According to the scientists, and their 2016 paper in the Journal of Personality and Social Psychology, we incorrectly assume that other people aren't paying nearly as much attention to us as we are to them.

根据科学家和他们2016年在《人格与社会心理学》杂志上发表的论文,我们错误地认为其他人对我们的关注并不像我们关注他们一样那么多。






In 2000, psychologists found that people aren't paying nearly as much attention as we think they are to the things we're self-conscious about.

在2000年,心理学家就发现了人们并没有像我们所认为的那样那么关注那些我们自己发觉的事情。

In a now well-known study, students walked around a party in a Barry Manilow T-shirt and ended up wildly overestimating how much the other party guests noticed their attire.

在一个当下非常有名的论文中,学生穿着巴瑞·曼尼洛的体恤衫在聚会中到处走动,最终发现他们高估了聚会的其他参加者对他们所穿服装的关注度。

The title of the Times op-ed says it all: "You're too focused on what you're too focused on."

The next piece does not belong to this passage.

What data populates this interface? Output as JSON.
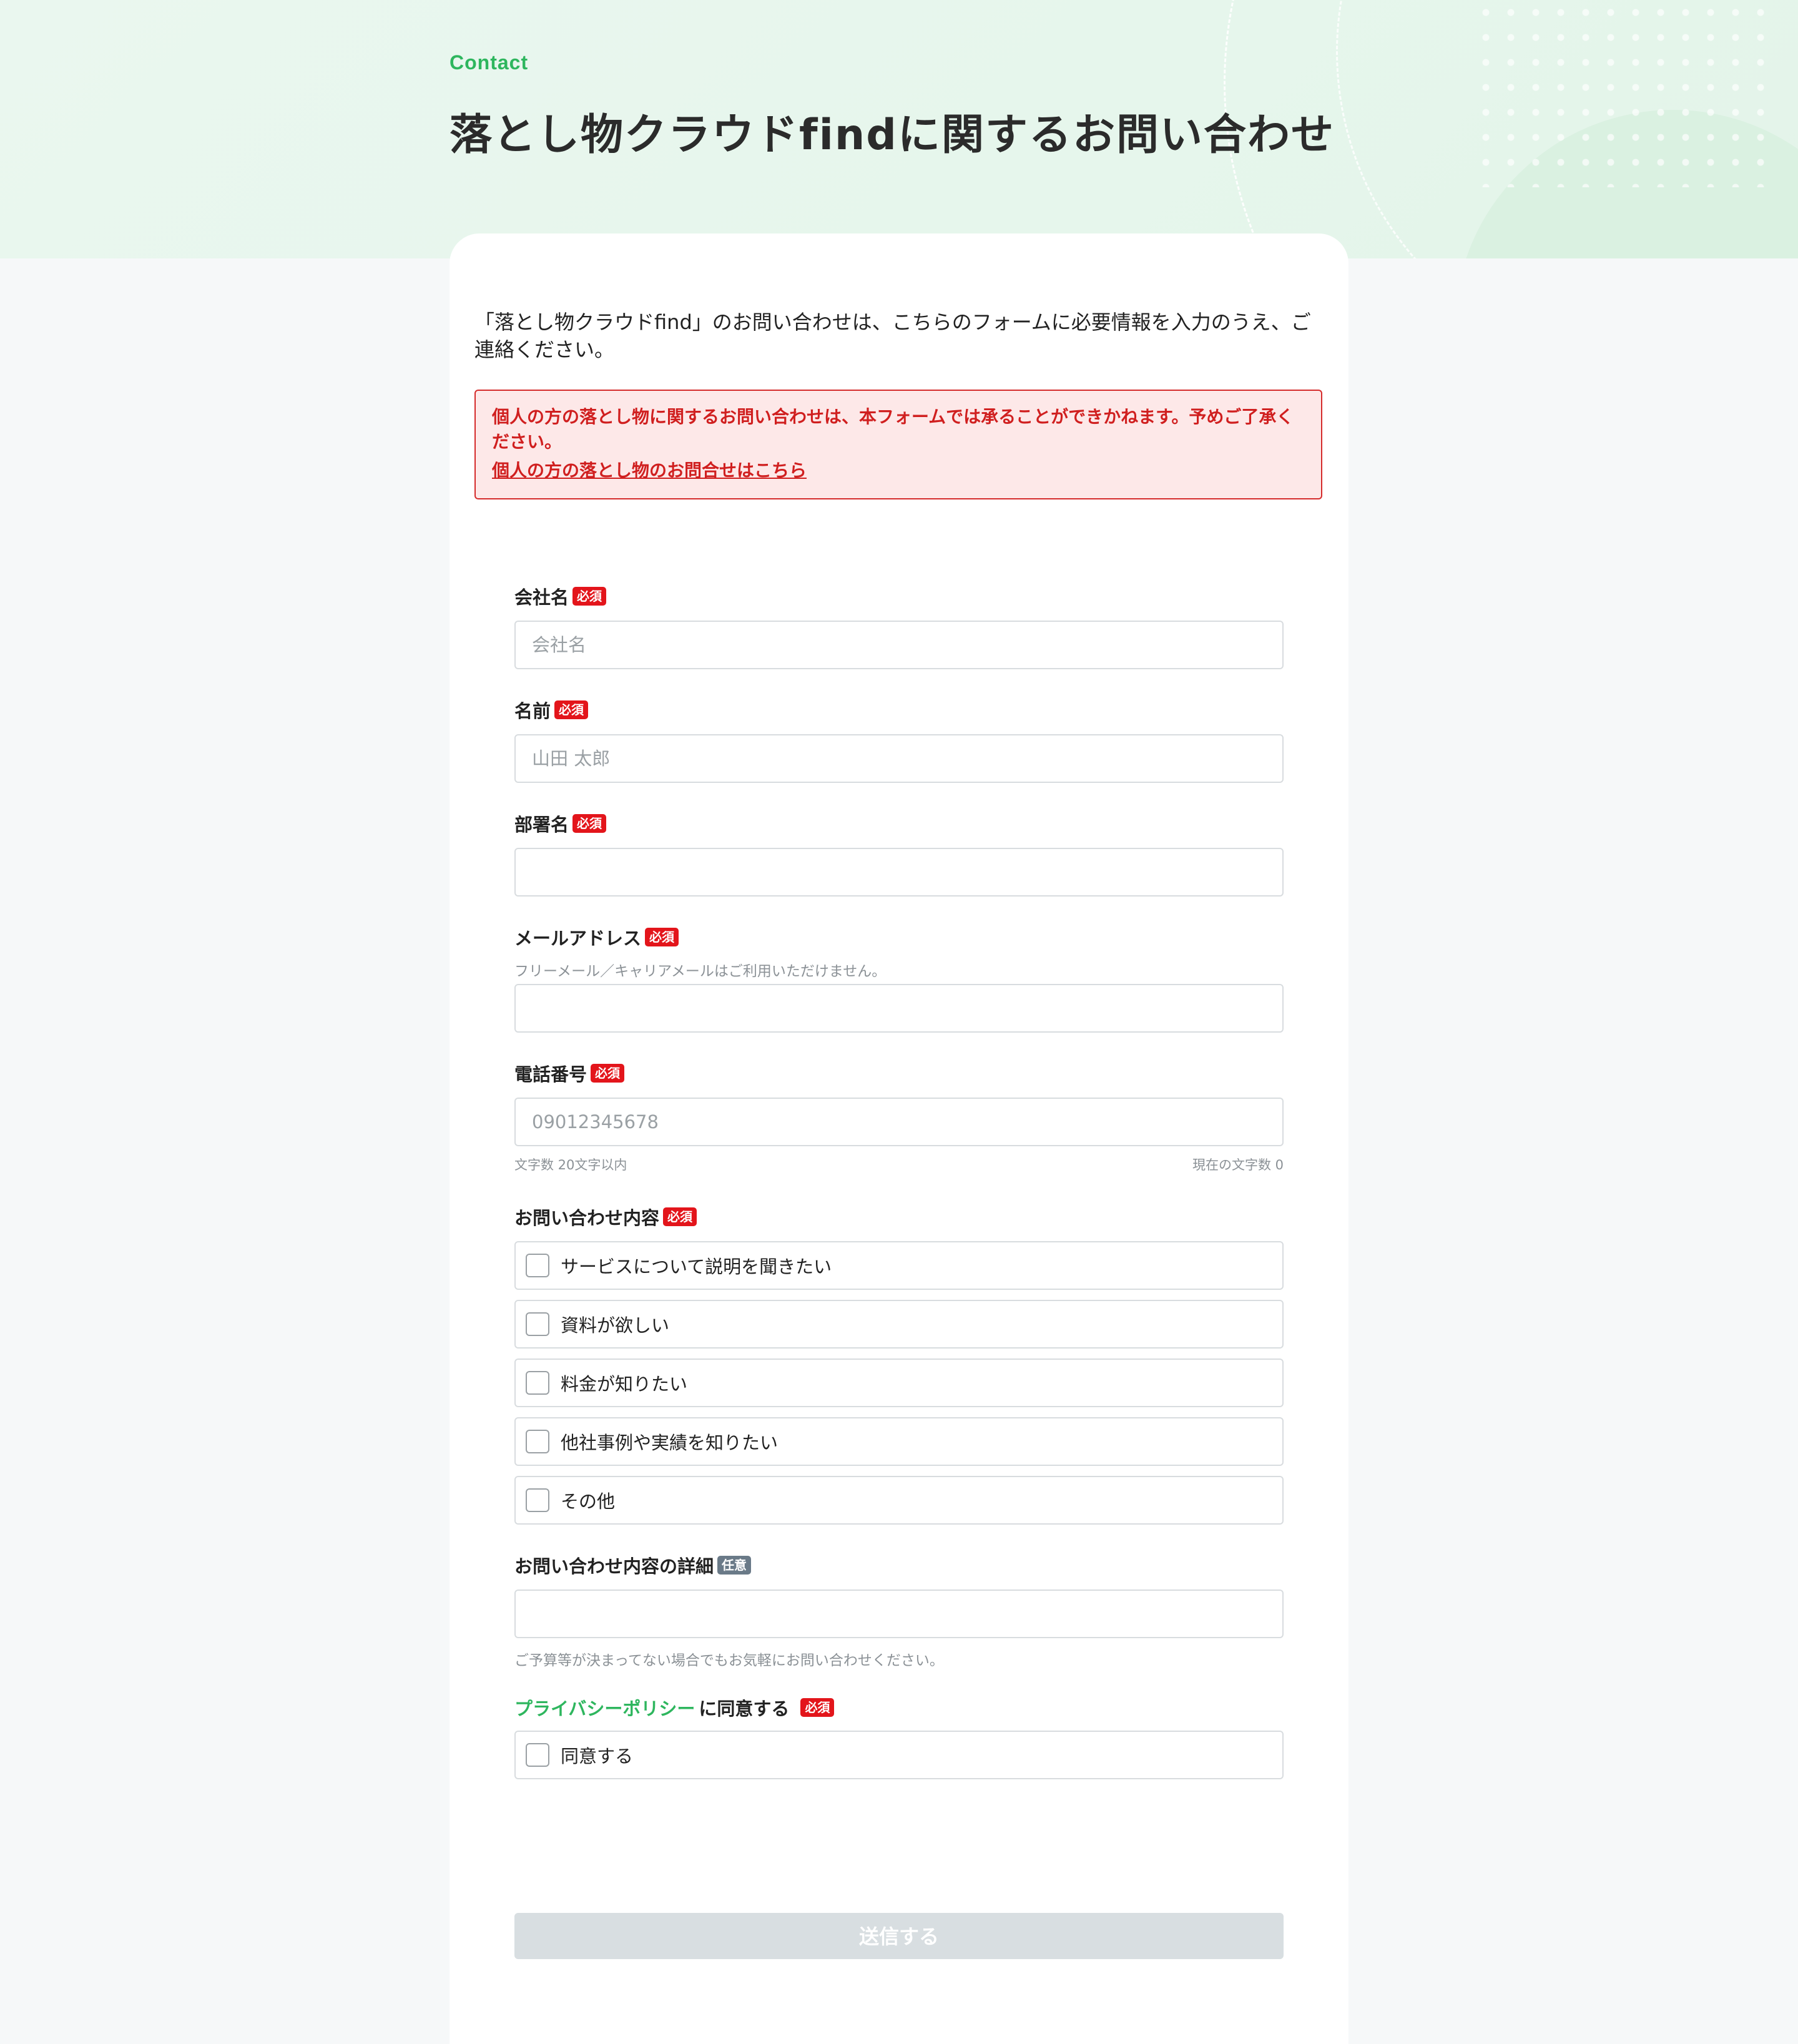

《泰晤士报》专栏文章的标题说明了一切:“你过于关注你过于关注的事情了。”

There are benefits to realising that other people are thinking about you as much as you're thinking about them

意识到别人正如你如何关注他们的一样关注你这件事是有一些好处的。

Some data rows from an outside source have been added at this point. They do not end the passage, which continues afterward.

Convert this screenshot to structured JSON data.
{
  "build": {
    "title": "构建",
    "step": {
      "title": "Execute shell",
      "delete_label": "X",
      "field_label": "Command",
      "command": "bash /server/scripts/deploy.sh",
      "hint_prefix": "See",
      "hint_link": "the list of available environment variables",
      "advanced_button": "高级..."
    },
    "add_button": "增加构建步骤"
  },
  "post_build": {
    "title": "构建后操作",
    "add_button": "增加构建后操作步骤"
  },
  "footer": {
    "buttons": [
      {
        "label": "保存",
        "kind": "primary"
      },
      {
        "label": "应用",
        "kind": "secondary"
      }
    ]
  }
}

Reading through the research, I thought back to the day I somehow showed up to work in boots that were heavily stained with dirty snow. As soon as I realised, that was all I could think about every time I passed a coworker in the hallway.

通过阅读这篇研究成果,我回忆起来某一天我穿着被雪弄脏的靴子出现在单位里的情景。当我在走廊里和同事们擦肩而过的时候,我才意识到自己的鞋已经被弄脏了。


On the other hand, as I've been writing this article, donning my metaphorical invisibility cloak, my coworkers may have been noticing everything from how loud I'm typing to how much I'm slouching. Who knew?

在另一方面,正如我在写这篇文章的时候一直穿着刚才比喻过的那件隐形斗篷一样,我的同事可能已经注意到了我打字的声音和我懒散的样子。 谁知道呢?

The point here isn't to feel self-conscious whenever you're in public. Instead, as Boothby suggests in The Times op-ed, it's to understand how miscommunication can happen.

这里的关键是,无论何时你出现在公共场合中,都不要过于相信自己的判断。恰恰相反,正如布斯柏在《泰晤士报》专栏文章中所建议的那样,你应该理解错误判断是怎样产生的。

For example, she writes: "Employees pull their hair out in frustration while bosses obliviously believe their instructions are simple and straightforward."

例如,她写道:“当老板们明显相信他们做出的指示是简单和直白的时候,雇员们却感到焦虑,拔掉自己的头发。”

Meanwhile, Margaret S. Clark, another author on the paper, told Psychology Today that it's worth remembering how much other people may in fact be thinking about you.

与此同时,另一名论文和合著者玛格丽特.S.克拉克对《今日心理学》杂志说:很有必要回忆清楚其他人究竟是如何看待你的。

Clark said, "If I want to go out to lunch with you, and I think that I'm thinking it more than you'rethinking it, then I might be hesitant to ask."

克拉克说:“如果我想要和你一起出去吃顿饭,而且我认为我比你更想做这件事,那么我可能会犹豫是否要向你提这件事。”

So: Remove your invisibility cloak and ask. The other person might be pleasantly surprised, and relieved.

因此,请脱下你的隐形斗篷,然后大胆地问这件事,听话者可能会感到惊喜和轻松自在。